Opposition Leader Mia Mottley yesterday questioned the wisdom of Government spending $63 million on a new headquarters building for the Barbados Water Authority (BWA).
She also charged that Government was paying $4 million in legal fees to an attorney-at-law for work done on the BWA headquarters, while estimating that a quarter of the population could not be guaranteed a bath if they were planning to attend next week’s official launch of the island’s 50th anniversary of independence celebrations in Independence Square, The City.
The St Michael North East MP contended that water was so critical to human existence that a lack of it could become a major security issue.
She was speaking to reporters at the end of a tour of water-starved northern and central communities, which have been experiencing outages in recent weeks and months.
Mottley was accompanied by Opposition MPS Dale Marshall, Cynthia Forde and Trevor Prescod, as well as BLP candidates Collin Jordan and Peter Phillips.
From Dunscombe Hill, St Thomas to as far north as Collins and Date Tree Hill, St Peter, the complaint was the same today – dry taps.
One frustrated resident complained that “water only comes on briefly at the end of the month when meters are to be read and bills are due”.
While at Collins, St Peter, the BLP candidate for the area, Colin Jordan, identified a footpath of well over 2 000 metres which he said the elderly of Date Tree Hiil had to traverse in order to fetch water from the community tank.
At Dunscombe Hill, St Thomas, Reuben Edwards, who lives alone, complained that the area had been having problems with water for the past four or five weeks and the situation was getting worse.
“There is no water today. . . . [in fact] I spent a horrible Christmas because there was no water on Christmas Eve and Christmas Day,” he said.
Fortunately for him however, the water returned if only for a couple hours yesterday, but Edwards said he had not seen a tanker in Dunscombe since their water problems began.

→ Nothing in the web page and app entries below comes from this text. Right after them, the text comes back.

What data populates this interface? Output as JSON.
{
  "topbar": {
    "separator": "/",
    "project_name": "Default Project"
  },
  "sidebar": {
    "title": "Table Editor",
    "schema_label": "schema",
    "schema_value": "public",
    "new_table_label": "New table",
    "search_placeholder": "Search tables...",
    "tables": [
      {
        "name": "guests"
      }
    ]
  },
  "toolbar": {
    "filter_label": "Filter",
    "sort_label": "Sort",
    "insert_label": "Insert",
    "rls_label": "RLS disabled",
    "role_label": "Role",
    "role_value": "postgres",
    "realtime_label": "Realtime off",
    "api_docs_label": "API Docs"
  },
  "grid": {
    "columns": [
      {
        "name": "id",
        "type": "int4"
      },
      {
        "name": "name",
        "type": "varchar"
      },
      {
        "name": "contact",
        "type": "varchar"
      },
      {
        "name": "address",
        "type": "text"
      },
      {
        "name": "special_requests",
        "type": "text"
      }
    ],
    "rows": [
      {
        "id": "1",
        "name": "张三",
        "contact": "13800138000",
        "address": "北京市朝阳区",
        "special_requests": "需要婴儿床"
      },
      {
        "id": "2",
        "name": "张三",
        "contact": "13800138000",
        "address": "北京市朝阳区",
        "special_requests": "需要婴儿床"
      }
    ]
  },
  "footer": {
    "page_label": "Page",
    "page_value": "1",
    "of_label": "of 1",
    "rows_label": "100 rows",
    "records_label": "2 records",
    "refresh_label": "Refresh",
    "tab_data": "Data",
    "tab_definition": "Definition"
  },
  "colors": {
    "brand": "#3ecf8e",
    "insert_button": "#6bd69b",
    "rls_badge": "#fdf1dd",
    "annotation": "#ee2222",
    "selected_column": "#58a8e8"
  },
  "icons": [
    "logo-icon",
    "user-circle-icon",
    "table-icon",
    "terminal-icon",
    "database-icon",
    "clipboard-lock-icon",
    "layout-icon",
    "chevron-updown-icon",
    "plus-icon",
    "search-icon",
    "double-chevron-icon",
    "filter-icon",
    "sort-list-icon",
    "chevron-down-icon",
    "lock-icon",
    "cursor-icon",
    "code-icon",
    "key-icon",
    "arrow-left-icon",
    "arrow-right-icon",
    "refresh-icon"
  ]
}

“Residents of Canefield and on Dunscombe main road are also experiencing the same problem. My mother, who is 93 years and lives on the main road, had to do without water last night,” he complained.
Melvin Dyal, who lives at Canefield,St Thomas, told reporters that the situation was so bad that he had to travel to the abandoned fire station at Arch Hall, St Thomas to take a bath.
Voicing similar frustration to that expressed by Edwards, Dyal said: “There was a time when I used to seek shelter from the rain, but now I have to go in the rain to bathe.
“This situation has pushed the country to a bygone period. It is not good enough,” he said, revealing that last Tuesday he was forced to make his way to Folkstone Beach in St James to get a sea bath.
He too has been utilizing the Arch Hall Fire station for bathing, while the female members of his household have had to bathe in a pan.
“Do you know what it is to bathe in a pan? I thought those days were over, but it appears they have returned,” Dyal said.
Over at Chimborazo, St Joseph, popular entertainer Antonio “Boo” Husbands was livid over the fact that he had to live without potable water for extended periods.
He charged discrimination on the part of BWA staff, saying he had witnessed one driver visiting the nearby plantation house for over 20 minutes and then leaving the district without servicing the needs of the less fortunate members of the community.
Warning that a scarcity of water could lead to a disturbance, Husbands said: “Do you understand what could happen if a community tank contains five gallons of water and 30 residents come to fetch some? Those who were unable to access some could become angry and strike out at the more fortunate ones.”
And so incensed was the St Joseph representative Marshall, he told reporters he was not looking forward to the 50th anniversary celebrations because he felt that instead of moving forward, Barbadians have been taken 50 years into the past.